• Action item:
Your answer must be every line of the data below that holds the string "MUROS", copied exactly.

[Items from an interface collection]

__________________________________________________

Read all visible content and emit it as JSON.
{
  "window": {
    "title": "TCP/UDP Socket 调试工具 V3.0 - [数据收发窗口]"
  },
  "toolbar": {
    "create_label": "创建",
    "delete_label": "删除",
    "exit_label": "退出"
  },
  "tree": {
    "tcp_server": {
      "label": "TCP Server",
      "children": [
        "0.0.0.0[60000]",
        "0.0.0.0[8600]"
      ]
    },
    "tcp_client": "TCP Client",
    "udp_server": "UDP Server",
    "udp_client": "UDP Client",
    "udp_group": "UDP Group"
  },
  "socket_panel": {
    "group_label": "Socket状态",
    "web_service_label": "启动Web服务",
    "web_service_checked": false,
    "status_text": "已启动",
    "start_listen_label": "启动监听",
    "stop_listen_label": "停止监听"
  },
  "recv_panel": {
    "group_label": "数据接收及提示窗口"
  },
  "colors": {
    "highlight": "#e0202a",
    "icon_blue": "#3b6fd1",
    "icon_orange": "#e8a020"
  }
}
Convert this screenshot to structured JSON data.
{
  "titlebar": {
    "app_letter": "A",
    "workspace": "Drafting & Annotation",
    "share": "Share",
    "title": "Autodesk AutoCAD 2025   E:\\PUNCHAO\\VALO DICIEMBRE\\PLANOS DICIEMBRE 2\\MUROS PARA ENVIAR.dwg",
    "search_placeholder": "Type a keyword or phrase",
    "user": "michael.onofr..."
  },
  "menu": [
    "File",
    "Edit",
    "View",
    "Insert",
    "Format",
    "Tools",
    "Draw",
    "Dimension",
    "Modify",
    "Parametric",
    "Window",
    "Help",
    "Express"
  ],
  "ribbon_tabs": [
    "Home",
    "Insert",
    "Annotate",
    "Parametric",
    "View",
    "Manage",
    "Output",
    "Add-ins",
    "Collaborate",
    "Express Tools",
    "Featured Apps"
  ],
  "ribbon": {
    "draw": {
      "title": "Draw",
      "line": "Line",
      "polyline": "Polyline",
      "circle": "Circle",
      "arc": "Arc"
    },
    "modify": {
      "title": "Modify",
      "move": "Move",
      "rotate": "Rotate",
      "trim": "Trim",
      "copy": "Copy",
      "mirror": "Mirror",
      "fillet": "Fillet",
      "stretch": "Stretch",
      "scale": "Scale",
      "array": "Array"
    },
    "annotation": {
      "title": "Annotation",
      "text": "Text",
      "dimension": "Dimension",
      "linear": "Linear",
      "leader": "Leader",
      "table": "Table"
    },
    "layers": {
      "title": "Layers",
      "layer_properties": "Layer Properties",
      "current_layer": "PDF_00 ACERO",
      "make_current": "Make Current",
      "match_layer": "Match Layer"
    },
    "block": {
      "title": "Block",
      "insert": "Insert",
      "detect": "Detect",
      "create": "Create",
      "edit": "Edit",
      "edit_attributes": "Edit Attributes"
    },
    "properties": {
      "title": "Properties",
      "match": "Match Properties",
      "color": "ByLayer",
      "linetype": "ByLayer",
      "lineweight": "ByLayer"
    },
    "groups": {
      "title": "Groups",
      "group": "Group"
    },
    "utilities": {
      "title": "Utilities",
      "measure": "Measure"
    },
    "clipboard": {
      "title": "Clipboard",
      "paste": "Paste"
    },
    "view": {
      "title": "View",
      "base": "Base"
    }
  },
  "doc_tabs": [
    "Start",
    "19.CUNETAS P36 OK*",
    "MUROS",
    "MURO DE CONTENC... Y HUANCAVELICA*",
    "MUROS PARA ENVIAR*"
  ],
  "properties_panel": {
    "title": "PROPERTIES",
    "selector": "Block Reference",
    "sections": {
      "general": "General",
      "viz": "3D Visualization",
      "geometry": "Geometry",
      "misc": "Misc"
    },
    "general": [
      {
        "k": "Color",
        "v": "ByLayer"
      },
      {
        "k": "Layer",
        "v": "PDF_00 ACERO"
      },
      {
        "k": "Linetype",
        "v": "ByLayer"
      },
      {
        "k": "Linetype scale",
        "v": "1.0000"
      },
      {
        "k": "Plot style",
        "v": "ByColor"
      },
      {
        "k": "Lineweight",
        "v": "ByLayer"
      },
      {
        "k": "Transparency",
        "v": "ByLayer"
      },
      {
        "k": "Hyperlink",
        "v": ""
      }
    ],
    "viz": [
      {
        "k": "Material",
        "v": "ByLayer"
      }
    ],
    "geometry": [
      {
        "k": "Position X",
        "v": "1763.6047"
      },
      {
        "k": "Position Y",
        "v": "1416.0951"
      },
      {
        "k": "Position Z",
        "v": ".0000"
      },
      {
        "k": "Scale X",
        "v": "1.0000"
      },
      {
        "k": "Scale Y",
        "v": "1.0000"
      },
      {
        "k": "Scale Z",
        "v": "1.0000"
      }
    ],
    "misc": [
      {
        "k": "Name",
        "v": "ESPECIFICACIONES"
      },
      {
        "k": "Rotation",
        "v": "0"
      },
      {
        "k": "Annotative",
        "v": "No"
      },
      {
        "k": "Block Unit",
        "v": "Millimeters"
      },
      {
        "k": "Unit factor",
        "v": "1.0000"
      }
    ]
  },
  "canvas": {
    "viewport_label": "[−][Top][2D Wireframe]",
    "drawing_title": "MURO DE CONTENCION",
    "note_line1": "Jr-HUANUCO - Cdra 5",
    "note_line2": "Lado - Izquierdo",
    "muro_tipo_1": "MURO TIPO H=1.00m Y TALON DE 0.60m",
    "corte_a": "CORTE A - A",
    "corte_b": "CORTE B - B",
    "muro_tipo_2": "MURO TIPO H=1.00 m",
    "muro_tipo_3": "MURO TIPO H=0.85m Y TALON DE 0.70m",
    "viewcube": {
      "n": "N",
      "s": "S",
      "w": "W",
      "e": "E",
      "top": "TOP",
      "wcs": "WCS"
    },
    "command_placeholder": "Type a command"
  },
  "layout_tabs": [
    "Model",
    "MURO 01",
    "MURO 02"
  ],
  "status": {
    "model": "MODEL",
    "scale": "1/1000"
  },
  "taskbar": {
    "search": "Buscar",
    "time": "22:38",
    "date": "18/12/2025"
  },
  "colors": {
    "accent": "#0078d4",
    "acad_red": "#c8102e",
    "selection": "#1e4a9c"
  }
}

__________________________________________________

• Result for this exercise:
    "title": "Autodesk AutoCAD 2025   E:\\PUNCHAO\\VALO DICIEMBRE\\PLANOS DICIEMBRE 2\\MUROS PARA ENVIAR.dwg",
    "MUROS",
    "MUROS PARA ENVIAR*"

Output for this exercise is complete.